In respect of the second issue, the Court held that there was no material non-disclosure by Biffa such that Biffa could not legitimately rely upon the 2009 Ruling. The Court took into consideration that many tax rulings could have potential for application in other contexts and it would be unduly burdensome for the taxpayer to have to identify how else they may rely on such a ruling. HMRC is better placed to assess how such a ruling could be applied by taxpayers within the industry and an overly demanding test for disclosure could lessen the incentive to seek advance rulings in a way that would not be conducive to the public interest.

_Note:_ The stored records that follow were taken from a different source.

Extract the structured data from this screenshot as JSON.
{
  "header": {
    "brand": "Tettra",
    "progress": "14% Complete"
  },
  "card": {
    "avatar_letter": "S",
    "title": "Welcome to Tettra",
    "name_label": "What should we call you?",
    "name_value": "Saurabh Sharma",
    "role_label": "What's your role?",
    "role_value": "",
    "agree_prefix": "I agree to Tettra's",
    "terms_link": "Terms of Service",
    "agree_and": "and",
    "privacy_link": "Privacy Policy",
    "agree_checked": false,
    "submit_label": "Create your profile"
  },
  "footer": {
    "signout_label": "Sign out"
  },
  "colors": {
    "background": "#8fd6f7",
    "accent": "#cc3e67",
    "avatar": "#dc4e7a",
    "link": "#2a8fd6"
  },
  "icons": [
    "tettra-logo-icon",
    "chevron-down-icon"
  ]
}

This case highlights that where there is a de facto industry standard commonly shared across different transactions, sites or projects (in this case the engineering specification of the regulation layer), a decision made by a public body is more likely to be treated as general guidance invoking legitimate expectations rather than being limited to a one-off representation where the different treatment would itself be irrational.

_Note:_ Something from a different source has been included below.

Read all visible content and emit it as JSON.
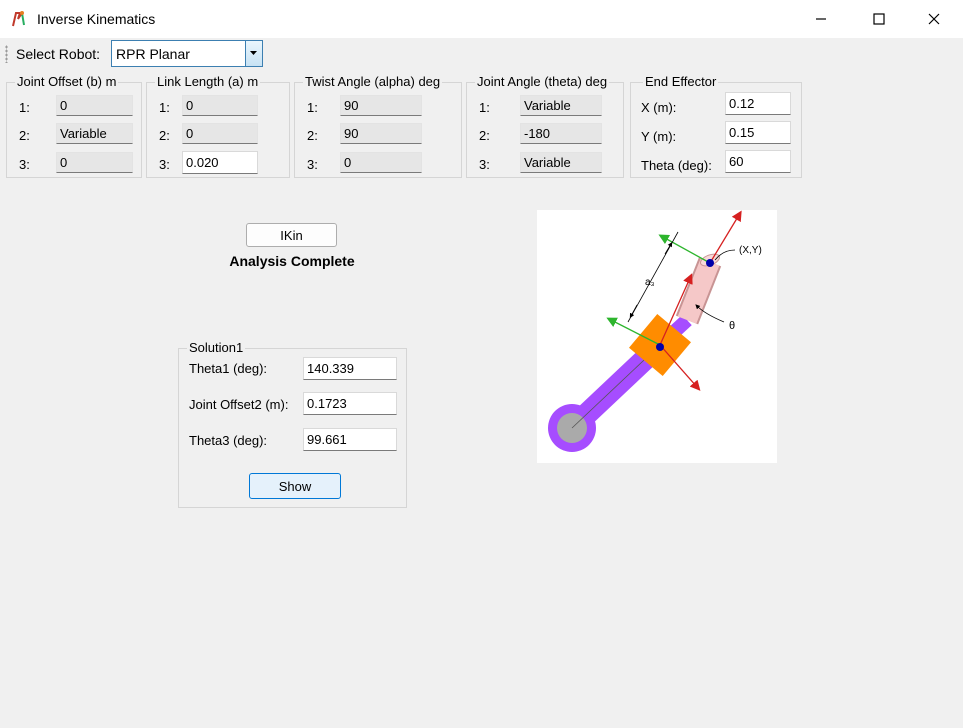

However, caution must be taken where a relevant transaction involves highly technical elements exclusively specific to a site or a project. In such circumstances, seeking a general policy ruling or relying on previous policy rulings will not automatically give rise to legitimate expectations unless all specific information is fully disclosed to the decision-making body and the ruling is unambiguous and clear. Presuming such guidance is sought at a planning stage of a project, it is advisable to make sure that any material amendments or development of the project affecting policy implication are communicated to the decision-making body in a timely manner.

This case also serves as a reminder of the importance of parties being open with the Court in terms of disclosing documents and giving evidence which gives a full, fair and accurate picture of the facts and background to the Court.